#### [Dataset entries]
==========

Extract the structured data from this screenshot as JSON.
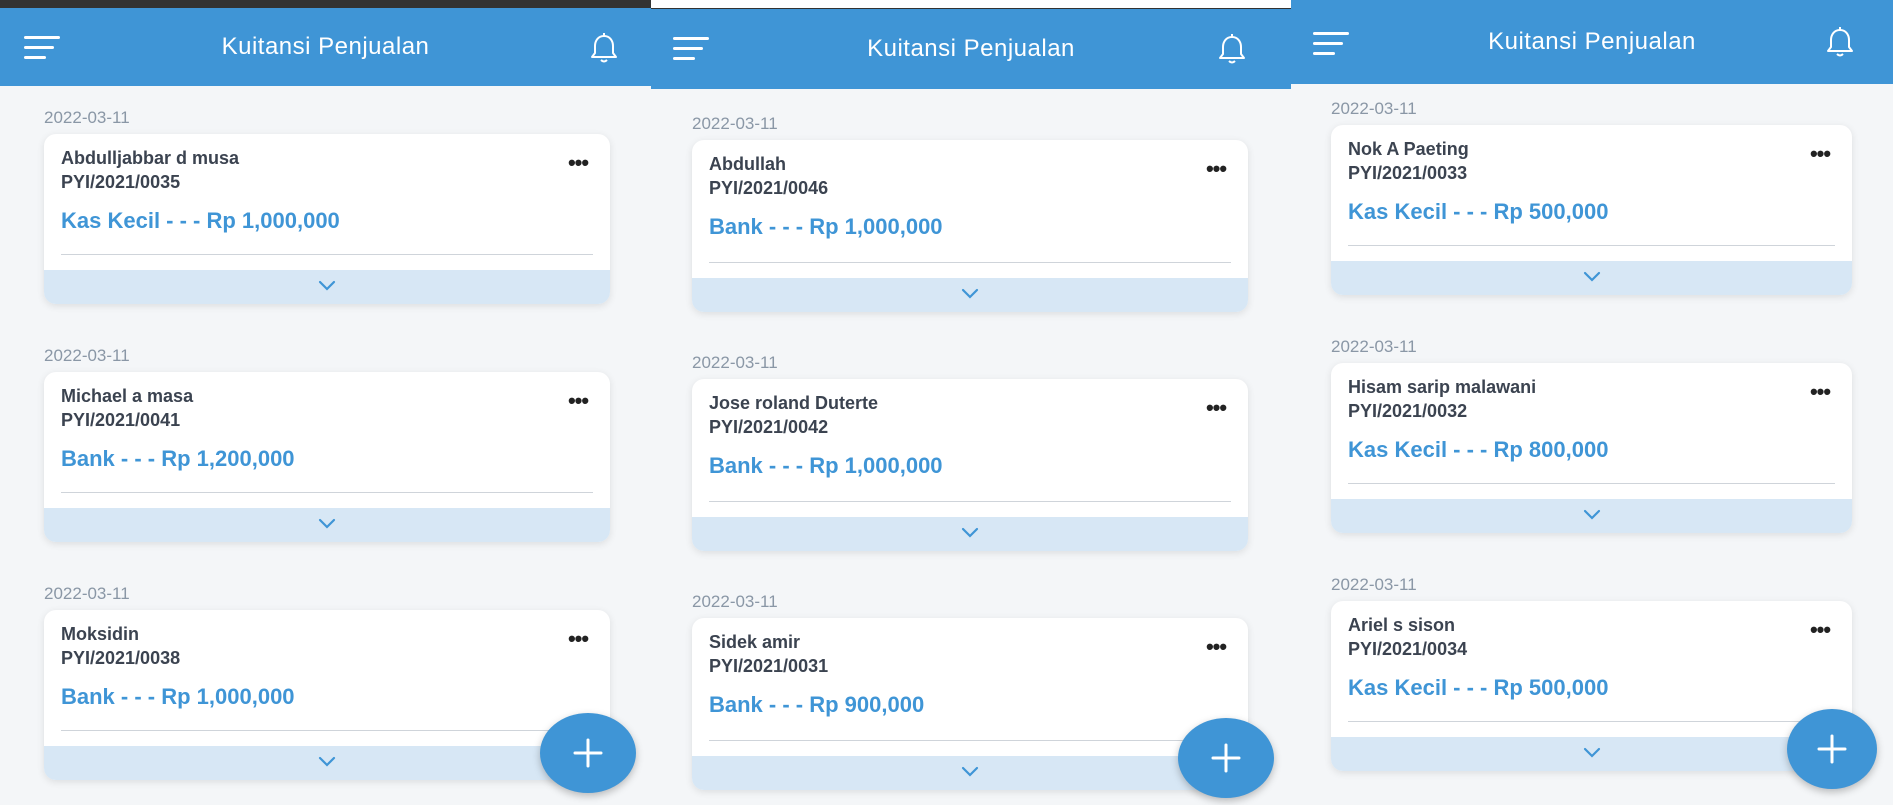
{
  "screens": [
    {
      "title": "Kuitansi Penjualan",
      "receipts": [
        {
          "date": "2022-03-11",
          "customer": "Abdulljabbar d musa",
          "doc_no": "PYI/2021/0035",
          "amount": "Kas Kecil - - - Rp 1,000,000"
        },
        {
          "date": "2022-03-11",
          "customer": "Michael a masa",
          "doc_no": "PYI/2021/0041",
          "amount": "Bank - - - Rp 1,200,000"
        },
        {
          "date": "2022-03-11",
          "customer": "Moksidin",
          "doc_no": "PYI/2021/0038",
          "amount": "Bank - - - Rp 1,000,000"
        }
      ]
    },
    {
      "title": "Kuitansi Penjualan",
      "receipts": [
        {
          "date": "2022-03-11",
          "customer": "Abdullah",
          "doc_no": "PYI/2021/0046",
          "amount": "Bank - - - Rp 1,000,000"
        },
        {
          "date": "2022-03-11",
          "customer": "Jose roland Duterte",
          "doc_no": "PYI/2021/0042",
          "amount": "Bank - - - Rp 1,000,000"
        },
        {
          "date": "2022-03-11",
          "customer": "Sidek amir",
          "doc_no": "PYI/2021/0031",
          "amount": "Bank - - - Rp 900,000"
        }
      ]
    },
    {
      "title": "Kuitansi Penjualan",
      "receipts": [
        {
          "date": "2022-03-11",
          "customer": "Nok A Paeting",
          "doc_no": "PYI/2021/0033",
          "amount": "Kas Kecil - - - Rp 500,000"
        },
        {
          "date": "2022-03-11",
          "customer": "Hisam sarip malawani",
          "doc_no": "PYI/2021/0032",
          "amount": "Kas Kecil - - - Rp 800,000"
        },
        {
          "date": "2022-03-11",
          "customer": "Ariel s sison",
          "doc_no": "PYI/2021/0034",
          "amount": "Kas Kecil - - - Rp 500,000"
        }
      ]
    }
  ],
  "icons": {
    "menu": "hamburger-menu-icon",
    "notifications": "bell-icon",
    "more": "more-options-icon",
    "expand": "chevron-down-icon",
    "add": "plus-icon"
  },
  "colors": {
    "header": "#3f95d6",
    "amount": "#3f95d6",
    "expand_bar": "#d7e7f5",
    "fab": "#3f95d6"
  }
}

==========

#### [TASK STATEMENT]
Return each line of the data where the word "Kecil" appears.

#### [OUTPUT BELOW]
          "amount": "Kas Kecil - - - Rp 1,000,000"
          "amount": "Kas Kecil - - - Rp 500,000"
          "amount": "Kas Kecil - - - Rp 800,000"
          "amount": "Kas Kecil - - - Rp 500,000"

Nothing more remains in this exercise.